Central Catholic to Add STEM Academic Building
Ground was broken Wednesday on a four-story academic building at Central Catholic High School in Oakland that will be devoted exclusively to STEM—science, technology, engineering and math.
According to Brother Bob Schaefer, Central’s principal, the facility will include state of the art labs for traditional sciences with a focus on the “T” and “E” in STEM. “We’re going to have an entire area of the building that’s dedicated to those kind of pre-engineering and computer science and particularly opportunities for the students to develop some courses with the robotics technology.”
He says they began a “curricular reflection” on what they saw to be the needs of students. “We had very strong science and math, but we realized in the engineering and technology part of STEM we needed to expand,” Schaefer says. “In looking at the courses we were able to offer with the facilities that we had we very really at our limit. The expansion [of the curriculum] would really be in the area of computer science courses as a discipline in and of itself and some pre-engineering opportunities for the students.”
Schaefer says the region itself will benefit from the enhanced learning opportunities for Central students. “75 percent of our graduates remain in the Pittsburgh area. In this particular area of southwestern Pennsylvania we know that some of the emerging workforce needs are in the area of technology and computer science and some engineering, so our graduates over the years have made an impact on the region and will continue to do so.”

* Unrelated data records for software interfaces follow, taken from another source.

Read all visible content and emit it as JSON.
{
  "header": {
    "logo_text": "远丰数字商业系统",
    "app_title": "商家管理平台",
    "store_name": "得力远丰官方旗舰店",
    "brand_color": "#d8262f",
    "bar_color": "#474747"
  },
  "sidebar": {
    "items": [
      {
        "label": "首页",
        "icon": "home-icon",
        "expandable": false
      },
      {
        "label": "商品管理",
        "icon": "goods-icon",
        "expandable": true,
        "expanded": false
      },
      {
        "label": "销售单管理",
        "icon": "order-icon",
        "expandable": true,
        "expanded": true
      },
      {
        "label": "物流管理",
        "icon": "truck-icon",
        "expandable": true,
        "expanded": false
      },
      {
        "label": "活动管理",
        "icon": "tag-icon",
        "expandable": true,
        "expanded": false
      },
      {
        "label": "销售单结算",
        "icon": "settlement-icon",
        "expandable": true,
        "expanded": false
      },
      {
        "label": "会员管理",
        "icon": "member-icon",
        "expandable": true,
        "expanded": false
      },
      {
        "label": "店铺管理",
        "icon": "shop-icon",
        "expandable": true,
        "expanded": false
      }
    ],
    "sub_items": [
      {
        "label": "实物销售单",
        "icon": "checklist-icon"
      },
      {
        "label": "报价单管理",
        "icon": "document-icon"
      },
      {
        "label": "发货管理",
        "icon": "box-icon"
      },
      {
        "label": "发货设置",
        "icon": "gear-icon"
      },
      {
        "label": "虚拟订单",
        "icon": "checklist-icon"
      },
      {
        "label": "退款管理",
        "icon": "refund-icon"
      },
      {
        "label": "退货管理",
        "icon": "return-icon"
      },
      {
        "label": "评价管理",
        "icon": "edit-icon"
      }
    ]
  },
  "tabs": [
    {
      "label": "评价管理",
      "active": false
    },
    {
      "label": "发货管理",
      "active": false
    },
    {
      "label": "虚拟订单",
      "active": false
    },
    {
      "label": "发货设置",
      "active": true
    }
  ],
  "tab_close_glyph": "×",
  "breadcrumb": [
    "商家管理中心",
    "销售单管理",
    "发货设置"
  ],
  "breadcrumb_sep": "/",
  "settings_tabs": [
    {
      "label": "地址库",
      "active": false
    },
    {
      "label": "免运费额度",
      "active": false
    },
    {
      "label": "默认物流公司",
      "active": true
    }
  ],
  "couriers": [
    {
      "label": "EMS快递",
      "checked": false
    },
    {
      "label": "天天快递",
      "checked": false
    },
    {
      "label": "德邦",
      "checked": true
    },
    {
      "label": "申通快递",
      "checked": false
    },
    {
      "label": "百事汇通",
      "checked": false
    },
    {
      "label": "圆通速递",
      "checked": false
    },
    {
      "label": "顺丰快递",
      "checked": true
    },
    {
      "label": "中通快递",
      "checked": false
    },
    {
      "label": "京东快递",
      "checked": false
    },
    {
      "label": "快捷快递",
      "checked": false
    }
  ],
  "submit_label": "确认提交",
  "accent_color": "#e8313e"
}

The STEM focus fits well with Central’s arts and humanities curriculum which Schaefer calls their “core.”
“The kids in the musical program and musical theater and the arts program, we have no intention of ignoring that in any way,” Schaefer says. “We would lose our Catholic identity in a lot of ways if we were to just focus on the STEM. We think that in the best sense we already integrate that (the arts) in everything we do.”
The 30-thousand square foot STEM building will cost $12 million. To help pay for the facility, the school launched Wednesday a $27 million capital campaign which includes $10 million to bolster the school’s endowment to provide tuition assistance; and five million for renovations to the 87-year old main building. “Within nine months to a year, we hope to reach our goal,” Schaefer said.
He added there are no plans to increase enrollment which is “at capacity” at 870 students.